Saved data entries
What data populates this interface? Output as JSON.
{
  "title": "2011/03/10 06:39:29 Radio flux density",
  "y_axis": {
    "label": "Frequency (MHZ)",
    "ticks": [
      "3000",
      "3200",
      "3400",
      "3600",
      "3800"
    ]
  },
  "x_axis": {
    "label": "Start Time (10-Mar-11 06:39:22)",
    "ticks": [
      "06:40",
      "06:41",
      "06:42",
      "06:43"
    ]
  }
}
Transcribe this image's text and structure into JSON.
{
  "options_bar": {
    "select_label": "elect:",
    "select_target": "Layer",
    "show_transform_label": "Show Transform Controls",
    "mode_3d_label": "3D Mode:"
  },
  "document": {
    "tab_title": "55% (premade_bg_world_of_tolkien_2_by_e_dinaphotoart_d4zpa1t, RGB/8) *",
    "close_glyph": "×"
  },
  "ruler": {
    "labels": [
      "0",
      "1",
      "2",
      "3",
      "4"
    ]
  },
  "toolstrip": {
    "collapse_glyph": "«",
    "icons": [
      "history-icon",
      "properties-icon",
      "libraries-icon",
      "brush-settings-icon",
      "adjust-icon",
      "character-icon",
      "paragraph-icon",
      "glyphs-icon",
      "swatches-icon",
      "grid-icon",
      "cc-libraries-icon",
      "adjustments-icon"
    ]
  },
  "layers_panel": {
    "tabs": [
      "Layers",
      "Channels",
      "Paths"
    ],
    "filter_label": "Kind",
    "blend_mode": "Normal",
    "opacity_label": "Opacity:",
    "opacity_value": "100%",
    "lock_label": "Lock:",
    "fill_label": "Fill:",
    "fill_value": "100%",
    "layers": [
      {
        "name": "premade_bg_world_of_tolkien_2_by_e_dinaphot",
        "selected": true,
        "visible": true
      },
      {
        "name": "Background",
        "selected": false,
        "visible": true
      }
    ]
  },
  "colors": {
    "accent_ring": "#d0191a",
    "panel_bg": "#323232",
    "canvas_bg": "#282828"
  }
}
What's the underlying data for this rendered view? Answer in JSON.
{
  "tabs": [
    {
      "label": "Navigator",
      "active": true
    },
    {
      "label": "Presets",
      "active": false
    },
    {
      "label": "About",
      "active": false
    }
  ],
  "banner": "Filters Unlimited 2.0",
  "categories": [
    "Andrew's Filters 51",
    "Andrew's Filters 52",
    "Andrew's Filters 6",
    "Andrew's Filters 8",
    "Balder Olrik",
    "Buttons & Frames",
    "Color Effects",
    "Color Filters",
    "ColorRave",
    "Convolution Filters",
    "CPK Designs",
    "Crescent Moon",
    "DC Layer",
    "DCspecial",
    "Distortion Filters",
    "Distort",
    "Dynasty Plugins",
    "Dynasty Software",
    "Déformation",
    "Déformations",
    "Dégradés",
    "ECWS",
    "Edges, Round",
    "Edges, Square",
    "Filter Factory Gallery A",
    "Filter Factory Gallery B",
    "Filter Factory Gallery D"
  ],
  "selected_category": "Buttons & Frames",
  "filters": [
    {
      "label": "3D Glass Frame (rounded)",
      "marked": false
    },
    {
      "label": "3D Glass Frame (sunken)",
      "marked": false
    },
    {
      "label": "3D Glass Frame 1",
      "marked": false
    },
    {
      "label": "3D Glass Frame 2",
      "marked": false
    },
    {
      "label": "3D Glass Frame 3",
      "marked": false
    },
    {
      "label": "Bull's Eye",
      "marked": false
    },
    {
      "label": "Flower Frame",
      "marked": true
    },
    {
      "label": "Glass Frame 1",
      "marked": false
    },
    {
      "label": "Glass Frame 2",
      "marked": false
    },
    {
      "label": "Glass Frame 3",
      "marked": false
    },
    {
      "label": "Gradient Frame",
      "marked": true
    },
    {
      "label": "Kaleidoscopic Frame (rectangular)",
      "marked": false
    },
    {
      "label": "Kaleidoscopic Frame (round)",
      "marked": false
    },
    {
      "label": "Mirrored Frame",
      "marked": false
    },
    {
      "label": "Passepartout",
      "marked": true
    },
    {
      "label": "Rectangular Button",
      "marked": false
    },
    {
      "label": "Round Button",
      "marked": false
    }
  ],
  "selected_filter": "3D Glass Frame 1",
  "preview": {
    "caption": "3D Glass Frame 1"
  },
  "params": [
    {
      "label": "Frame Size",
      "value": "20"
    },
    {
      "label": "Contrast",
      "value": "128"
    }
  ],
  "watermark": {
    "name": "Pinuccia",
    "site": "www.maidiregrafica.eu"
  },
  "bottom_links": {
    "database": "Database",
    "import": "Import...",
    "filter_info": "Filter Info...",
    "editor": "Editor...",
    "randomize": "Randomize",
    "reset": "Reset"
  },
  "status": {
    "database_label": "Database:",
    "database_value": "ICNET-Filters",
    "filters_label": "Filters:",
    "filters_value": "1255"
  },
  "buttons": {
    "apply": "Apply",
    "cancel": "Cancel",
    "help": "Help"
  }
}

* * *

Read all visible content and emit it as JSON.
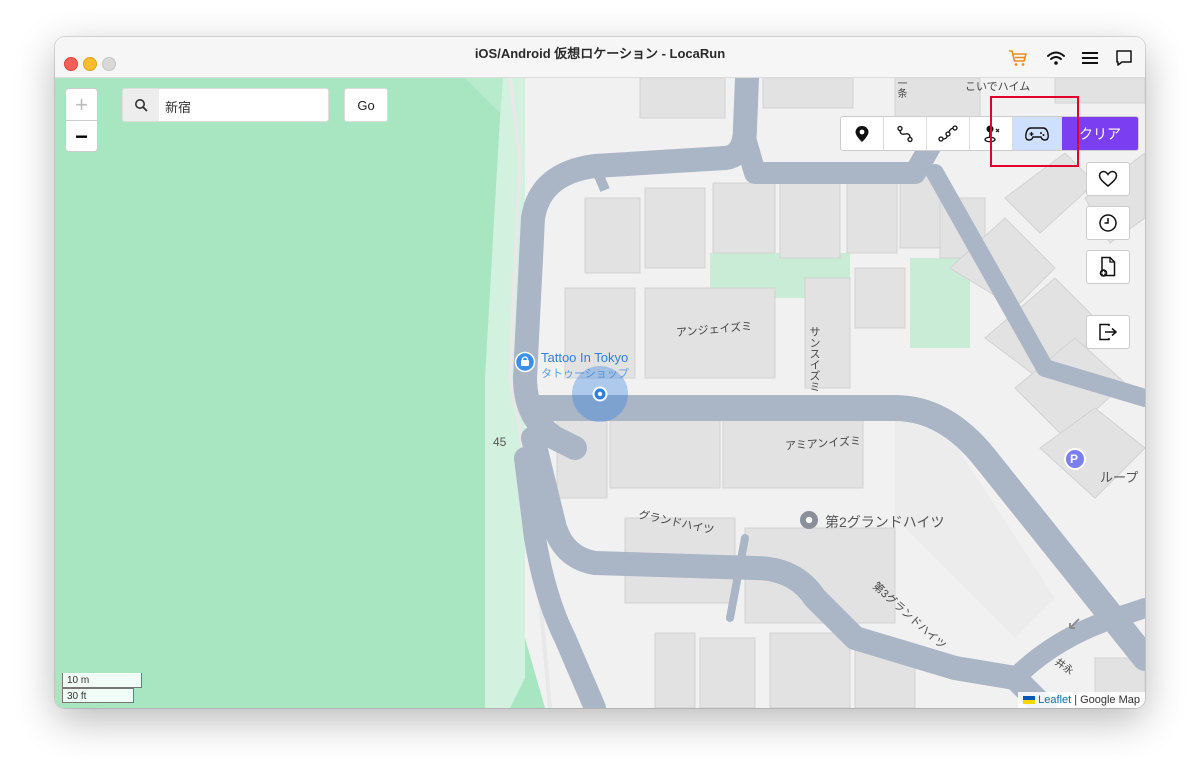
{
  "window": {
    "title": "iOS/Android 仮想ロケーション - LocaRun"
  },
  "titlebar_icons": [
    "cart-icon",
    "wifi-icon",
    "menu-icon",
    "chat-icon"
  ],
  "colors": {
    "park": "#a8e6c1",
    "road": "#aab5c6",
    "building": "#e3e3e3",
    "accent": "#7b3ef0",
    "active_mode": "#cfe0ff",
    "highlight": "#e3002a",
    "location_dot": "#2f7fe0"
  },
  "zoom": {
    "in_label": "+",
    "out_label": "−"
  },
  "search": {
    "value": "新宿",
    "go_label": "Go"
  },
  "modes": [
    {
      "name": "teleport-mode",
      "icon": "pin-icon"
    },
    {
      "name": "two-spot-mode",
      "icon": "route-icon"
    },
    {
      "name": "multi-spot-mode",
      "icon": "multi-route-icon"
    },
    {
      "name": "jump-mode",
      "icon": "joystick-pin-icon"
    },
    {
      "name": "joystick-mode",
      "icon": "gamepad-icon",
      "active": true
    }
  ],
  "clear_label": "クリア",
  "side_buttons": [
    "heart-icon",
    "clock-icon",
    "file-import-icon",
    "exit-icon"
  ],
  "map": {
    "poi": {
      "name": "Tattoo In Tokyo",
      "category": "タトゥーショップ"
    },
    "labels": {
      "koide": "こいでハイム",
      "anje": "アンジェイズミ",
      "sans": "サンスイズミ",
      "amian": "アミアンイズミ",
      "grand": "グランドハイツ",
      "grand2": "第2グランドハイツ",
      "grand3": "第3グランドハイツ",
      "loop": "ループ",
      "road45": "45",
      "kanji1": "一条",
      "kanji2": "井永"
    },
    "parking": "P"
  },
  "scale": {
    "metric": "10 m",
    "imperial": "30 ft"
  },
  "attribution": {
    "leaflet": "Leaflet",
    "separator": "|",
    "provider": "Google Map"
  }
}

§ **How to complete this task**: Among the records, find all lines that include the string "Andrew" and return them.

§ **Exercise output**:
    "Andrew's Filters 51",
    "Andrew's Filters 52",
    "Andrew's Filters 6",
    "Andrew's Filters 8",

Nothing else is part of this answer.